Astrophysicists at Tohoku University in Japan have suggested a new theory for the origin of supermassive black holes using large computer simulations. The theory helps to further explain the massive number of black holes currently observed.
Nearly every galaxy in the universe today has a supermassive black hole at its core, the theory goes. Their masses may reach up to 10 billion times the mass of the Sun, but their source remains a mystery in astronomy.
One famous theory is the direct collapse model of supermassive black hole, where primordial clouds of interstellar gas collapse under self-gravity to develop gigantic starts that evolve into supermassive black holes.
But past studies have indicated that this model only works with pristine gas containing only hydrogen and helium. Heavier elements like carbon and oxygen alter the gas dynamics, causing the collapsing gas to break into many smaller clouds, which form their own small stars, instead of a few supermassive stars.
Direct collapse from only pristine gas cannot explain the huge number of supermassive black holes observable today.
To test the possibility that supermassive stars could form in heavy-element-enriched gas, the team used supercomputer ATERUI II from the National Astronomical Observatory of Japan.
Star formation in gas clouds with heavy elements could be difficult to simulate due to the computational cost of simulating the violent emission of the gas. On a positive note, the supercomputer's high calculation speed and advances in computing power enabled the team to study the formation of stars in great detail.
Artist's impression of the formation of supermassive stars which evolve into a supermassive black hole. Credit: NAOJ
In contrast to previous predictions, the astrophycisists found that supermassive stars can still form from heavy-element-enriched gas clouds.

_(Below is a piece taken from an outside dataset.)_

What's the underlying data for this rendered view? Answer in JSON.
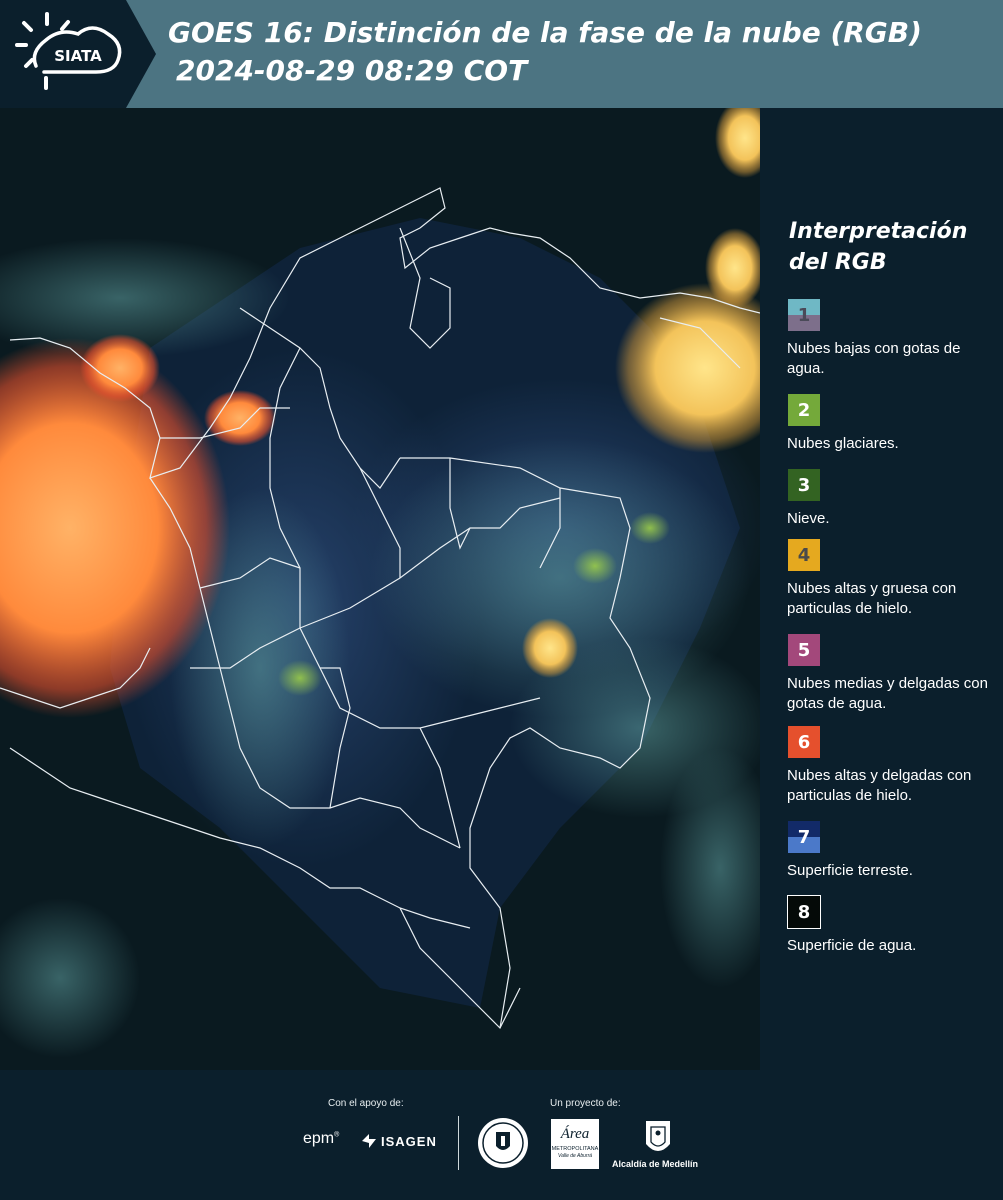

The gas cloud fragmented violently, as expected, and many smaller stars form.
However, there is a powerful gas flow towards the cloud's center. The smaller stars are dragged by the flow and swallowed by massive stars in the center. The simulations resulted in the formation of an enormous star 10 000 times bigger than the Sun.
"This is the first time that we have shown the formation of such a large black hole precursor in clouds enriched in heavy-elements," said Sunmyon Chon, a postdoctoral fellow at the Japan Society for the Promotion of Science and Tohoku University.
"We believe that the giant star thus formed will continue to grow and evolve into a giant black hole."
"Our new model is able to explain the origin of more black holes than the previous studies," explained Kazuyuki Omukai, a professor at Tohoku University. He continued, "his result leads to a unified understanding of the origin of supermassive black holes."
"Supermassive star formation via super competitive accretion in slightly metal-enriched clouds" - Chon, S. - Monthly Notices of the Royal Astronomical Society - DOI: 10.1093/mnras/staa863
Direct collapse black hole (DCBH) formation with mass ≳105 M⊙ is a promising scenario for the origin of high-redshift supermassive black holes. It has usually been supposed that the DCBH can only form in the primordial gas since the metal enrichment enhances the cooling ability and causes the fragmentation into smaller pieces. What actually happens in such an environment, however, has not been explored in detail. Here, we study the impact of the metal enrichment on the clouds, conducting hydrodynamical simulations to follow the cloud evolution in cases with different degree of the metal enrichment Z/Z⊙ = 10−6 to 10−3. Below Z/Z⊙ = 10−6, metallicity has no effect and supermassive stars form along with a small number of low-mass stars. With more metallicity Z/Z⊙≳5×10−6, although the dust cooling indeed promotes fragmentation of the cloud core and produces about a few thousand low-mass stars, the accreting flow preferentially feeds the gas to the central massive stars, which grows supermassive as in the primordial case. We term this formation mode as the super competitive accretion, where only the central few stars grow supermassive while a large number of other stars are competing for the gas reservoir. Once the metallicity exceeds 10−3 Z⊙ and metal-line cooling becomes operative, the central star cannot grow supermassive due to lowered accretion rate. Supermassive star formation by the super competitive accretion opens up a new window for seed BHs, which relaxes the condition on metallicity and enhances the seed BH abundance.
Featured image credit: NAOJ